  39. Arteaga-Vazquez M, Caballero-Perez J, Vielle-Calzada JP: A family of microRNAs present in plants and animals. Plant Cell 2006, 18(12):3355–3369. 10.1105/tpc.106.044420PubMed CentralView ArticlePubMedGoogle Scholar
  40. Dezulian T, Remmert M, Palatnik JF, Weigel D, Huson DH: Identification of plant microRNA homologs. Bioinformatics 2006, 22(3):359–360. 10.1093/bioinformatics/bti802View ArticlePubMedGoogle Scholar
  41. Wang X, Zhang J, Li F, Gu J, He T, Zhang X, Li Y: MicroRNA identification based on sequence and structure alignment. Bioinformatics 2005, 21(18):3610–3614. 10.1093/bioinformatics/bti562View ArticlePubMedGoogle Scholar
  42. Weber MJ: New human and mouse microRNA genes found by homology search.

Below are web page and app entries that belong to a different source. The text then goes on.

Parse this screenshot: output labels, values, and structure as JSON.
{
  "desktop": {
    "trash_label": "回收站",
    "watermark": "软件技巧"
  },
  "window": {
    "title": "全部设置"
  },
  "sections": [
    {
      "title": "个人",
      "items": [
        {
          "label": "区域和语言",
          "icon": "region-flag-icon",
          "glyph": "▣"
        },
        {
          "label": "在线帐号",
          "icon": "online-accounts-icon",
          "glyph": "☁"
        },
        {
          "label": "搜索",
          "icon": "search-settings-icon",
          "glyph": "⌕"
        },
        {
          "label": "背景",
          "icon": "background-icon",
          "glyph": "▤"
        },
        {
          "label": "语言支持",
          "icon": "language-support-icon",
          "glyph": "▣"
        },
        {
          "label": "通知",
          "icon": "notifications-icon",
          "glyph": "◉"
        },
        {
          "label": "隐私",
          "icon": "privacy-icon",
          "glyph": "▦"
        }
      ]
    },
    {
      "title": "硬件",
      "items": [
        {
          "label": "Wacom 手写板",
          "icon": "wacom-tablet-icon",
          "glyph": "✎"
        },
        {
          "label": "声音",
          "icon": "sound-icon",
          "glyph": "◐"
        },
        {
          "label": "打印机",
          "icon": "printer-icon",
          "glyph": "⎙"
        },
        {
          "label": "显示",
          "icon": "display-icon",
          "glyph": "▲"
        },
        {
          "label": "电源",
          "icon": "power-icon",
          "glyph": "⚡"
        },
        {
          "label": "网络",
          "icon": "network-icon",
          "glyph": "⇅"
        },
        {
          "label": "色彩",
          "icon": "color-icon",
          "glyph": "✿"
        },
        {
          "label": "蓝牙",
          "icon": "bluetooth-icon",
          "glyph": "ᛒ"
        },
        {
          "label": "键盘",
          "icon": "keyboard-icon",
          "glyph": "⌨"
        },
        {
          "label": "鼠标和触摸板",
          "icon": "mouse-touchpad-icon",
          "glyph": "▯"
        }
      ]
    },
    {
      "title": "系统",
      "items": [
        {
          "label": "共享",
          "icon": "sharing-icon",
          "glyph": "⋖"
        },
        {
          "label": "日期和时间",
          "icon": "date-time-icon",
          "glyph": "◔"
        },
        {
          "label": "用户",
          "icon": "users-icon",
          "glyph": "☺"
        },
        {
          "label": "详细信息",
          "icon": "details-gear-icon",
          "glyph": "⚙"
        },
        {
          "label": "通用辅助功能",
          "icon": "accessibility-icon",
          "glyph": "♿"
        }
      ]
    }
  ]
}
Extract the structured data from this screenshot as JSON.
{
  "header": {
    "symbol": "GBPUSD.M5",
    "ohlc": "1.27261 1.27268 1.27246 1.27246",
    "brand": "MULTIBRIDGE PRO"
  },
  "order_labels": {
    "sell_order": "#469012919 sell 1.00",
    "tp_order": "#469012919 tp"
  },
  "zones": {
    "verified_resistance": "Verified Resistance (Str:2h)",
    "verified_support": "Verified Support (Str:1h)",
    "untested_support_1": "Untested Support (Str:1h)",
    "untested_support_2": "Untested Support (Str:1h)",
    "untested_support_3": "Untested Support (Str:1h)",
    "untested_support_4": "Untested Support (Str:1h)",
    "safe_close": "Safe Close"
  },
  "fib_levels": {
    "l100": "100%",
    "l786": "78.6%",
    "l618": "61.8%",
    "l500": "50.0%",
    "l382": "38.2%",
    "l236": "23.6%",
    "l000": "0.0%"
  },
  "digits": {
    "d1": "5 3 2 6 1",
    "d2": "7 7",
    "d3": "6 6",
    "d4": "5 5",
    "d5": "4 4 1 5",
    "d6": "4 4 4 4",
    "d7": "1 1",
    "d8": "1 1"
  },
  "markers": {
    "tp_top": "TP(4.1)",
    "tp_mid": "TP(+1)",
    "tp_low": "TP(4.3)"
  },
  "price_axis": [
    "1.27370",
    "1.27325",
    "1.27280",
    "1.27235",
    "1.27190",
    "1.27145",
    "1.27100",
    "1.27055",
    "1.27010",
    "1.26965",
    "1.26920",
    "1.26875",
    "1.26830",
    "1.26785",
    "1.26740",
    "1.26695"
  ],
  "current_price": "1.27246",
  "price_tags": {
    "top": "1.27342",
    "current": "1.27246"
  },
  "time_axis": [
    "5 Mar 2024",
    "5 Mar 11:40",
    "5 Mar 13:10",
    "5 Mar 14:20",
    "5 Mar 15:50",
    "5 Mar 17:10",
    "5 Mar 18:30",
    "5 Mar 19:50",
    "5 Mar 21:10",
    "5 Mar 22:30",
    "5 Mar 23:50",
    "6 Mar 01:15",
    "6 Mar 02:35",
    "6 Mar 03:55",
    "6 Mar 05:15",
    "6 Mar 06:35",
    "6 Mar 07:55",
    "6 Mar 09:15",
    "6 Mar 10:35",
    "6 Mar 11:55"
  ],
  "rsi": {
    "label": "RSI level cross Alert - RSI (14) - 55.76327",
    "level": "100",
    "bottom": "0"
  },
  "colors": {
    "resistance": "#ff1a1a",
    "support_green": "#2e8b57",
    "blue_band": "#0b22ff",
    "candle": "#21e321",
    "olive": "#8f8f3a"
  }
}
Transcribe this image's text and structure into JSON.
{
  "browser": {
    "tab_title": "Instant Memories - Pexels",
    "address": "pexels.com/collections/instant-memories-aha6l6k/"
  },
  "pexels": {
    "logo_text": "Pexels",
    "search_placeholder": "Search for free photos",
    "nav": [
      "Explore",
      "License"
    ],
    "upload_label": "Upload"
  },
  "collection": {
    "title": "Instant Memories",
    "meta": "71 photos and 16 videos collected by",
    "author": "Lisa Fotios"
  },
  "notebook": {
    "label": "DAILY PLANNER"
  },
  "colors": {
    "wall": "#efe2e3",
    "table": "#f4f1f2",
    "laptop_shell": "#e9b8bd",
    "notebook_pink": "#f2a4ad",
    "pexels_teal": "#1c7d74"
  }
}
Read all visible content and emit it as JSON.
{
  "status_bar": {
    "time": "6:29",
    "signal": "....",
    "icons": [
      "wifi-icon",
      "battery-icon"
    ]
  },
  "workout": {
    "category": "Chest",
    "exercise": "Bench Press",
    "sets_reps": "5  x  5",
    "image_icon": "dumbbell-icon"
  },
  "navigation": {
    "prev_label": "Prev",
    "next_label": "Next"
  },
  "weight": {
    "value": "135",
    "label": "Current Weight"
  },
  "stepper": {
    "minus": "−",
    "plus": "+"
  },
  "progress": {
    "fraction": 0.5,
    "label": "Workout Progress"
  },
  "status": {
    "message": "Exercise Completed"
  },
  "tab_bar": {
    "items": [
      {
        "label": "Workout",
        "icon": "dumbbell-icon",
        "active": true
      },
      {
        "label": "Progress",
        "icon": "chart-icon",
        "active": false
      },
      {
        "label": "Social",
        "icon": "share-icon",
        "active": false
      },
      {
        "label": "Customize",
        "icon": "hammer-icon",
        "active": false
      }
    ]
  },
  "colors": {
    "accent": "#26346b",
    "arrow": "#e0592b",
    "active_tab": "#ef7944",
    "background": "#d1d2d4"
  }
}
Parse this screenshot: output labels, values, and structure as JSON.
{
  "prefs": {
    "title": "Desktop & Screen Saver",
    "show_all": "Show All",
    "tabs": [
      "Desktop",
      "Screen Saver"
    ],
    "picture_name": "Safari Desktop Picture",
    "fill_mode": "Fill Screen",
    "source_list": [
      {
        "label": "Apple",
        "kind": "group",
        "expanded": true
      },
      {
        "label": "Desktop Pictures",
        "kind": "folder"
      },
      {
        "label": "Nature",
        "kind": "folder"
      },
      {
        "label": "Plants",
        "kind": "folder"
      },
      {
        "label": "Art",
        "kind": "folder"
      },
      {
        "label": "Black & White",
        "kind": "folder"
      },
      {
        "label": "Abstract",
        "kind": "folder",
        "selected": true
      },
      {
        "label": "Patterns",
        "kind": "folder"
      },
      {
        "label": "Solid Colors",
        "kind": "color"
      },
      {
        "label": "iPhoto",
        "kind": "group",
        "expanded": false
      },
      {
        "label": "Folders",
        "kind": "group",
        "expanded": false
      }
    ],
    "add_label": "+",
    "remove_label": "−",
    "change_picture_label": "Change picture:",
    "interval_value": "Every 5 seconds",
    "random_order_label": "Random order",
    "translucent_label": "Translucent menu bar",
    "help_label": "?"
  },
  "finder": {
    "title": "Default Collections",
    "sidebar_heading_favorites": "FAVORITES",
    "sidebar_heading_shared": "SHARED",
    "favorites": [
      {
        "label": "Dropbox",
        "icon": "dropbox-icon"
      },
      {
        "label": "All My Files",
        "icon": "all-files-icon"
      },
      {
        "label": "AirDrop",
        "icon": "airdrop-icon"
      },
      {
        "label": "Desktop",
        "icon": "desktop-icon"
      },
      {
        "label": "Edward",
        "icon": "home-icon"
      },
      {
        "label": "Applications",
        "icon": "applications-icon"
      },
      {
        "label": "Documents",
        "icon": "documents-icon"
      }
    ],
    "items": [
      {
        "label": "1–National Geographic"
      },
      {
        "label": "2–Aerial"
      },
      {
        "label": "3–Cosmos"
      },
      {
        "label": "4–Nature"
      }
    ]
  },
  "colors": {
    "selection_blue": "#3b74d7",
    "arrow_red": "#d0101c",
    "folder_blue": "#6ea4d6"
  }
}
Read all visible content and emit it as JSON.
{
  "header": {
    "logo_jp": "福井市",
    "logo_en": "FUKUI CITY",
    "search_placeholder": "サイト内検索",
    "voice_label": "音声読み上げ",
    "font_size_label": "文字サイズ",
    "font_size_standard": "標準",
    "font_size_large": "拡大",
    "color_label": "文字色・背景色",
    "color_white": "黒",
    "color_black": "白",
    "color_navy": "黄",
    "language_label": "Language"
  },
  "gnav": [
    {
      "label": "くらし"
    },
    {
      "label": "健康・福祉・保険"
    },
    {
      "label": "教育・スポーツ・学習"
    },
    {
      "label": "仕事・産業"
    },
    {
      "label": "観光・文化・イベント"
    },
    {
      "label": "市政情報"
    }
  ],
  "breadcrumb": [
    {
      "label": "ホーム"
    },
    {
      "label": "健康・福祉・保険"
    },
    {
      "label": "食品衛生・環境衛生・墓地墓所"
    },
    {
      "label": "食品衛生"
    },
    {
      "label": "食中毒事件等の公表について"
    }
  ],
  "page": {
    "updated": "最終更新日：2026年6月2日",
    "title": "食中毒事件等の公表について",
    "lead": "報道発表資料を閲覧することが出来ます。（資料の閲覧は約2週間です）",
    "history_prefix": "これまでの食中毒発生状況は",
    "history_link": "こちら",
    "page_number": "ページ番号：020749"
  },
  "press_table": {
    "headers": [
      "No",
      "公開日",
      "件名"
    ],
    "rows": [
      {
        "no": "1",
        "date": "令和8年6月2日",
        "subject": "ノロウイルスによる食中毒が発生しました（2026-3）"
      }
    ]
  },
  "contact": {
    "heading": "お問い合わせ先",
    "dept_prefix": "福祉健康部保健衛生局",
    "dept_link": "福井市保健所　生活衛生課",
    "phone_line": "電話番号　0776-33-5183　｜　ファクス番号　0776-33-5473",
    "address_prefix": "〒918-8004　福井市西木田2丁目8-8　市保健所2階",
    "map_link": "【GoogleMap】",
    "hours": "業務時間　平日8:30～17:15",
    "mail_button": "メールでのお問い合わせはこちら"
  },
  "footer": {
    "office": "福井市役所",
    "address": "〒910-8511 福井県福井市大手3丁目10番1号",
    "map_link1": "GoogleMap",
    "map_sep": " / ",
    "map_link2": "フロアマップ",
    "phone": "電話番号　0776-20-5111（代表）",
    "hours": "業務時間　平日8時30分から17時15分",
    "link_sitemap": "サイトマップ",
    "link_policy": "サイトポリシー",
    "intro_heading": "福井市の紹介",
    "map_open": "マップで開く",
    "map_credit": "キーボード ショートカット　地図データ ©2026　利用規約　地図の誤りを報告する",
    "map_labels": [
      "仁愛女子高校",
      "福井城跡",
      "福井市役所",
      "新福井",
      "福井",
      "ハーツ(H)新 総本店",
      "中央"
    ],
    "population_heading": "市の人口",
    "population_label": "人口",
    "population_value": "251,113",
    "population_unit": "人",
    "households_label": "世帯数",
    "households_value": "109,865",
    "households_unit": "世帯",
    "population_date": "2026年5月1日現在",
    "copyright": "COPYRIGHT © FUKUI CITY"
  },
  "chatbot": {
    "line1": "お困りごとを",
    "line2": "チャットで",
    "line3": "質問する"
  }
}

Febs J 2005, 272(1):59–73. 10.1111/j.1432-1033.2004.04389.xView ArticlePubMedGoogle Scholar
  43. UCSC genome browser contains the reference sequences and working draft assemblies for a large collection of genomes.[http://genome.ucsc.edu]

Copyright

© Artzi et al; licensee BioMed Central Ltd. 2008

This article is published under license to BioMed Central Ltd. This is an Open Access article distributed under the terms of the Creative Commons Attribution License (http://creativecommons.org/licenses/by/2.0), which permits unrestricted use, distribution, and reproduction in any medium, provided the original work is properly cited.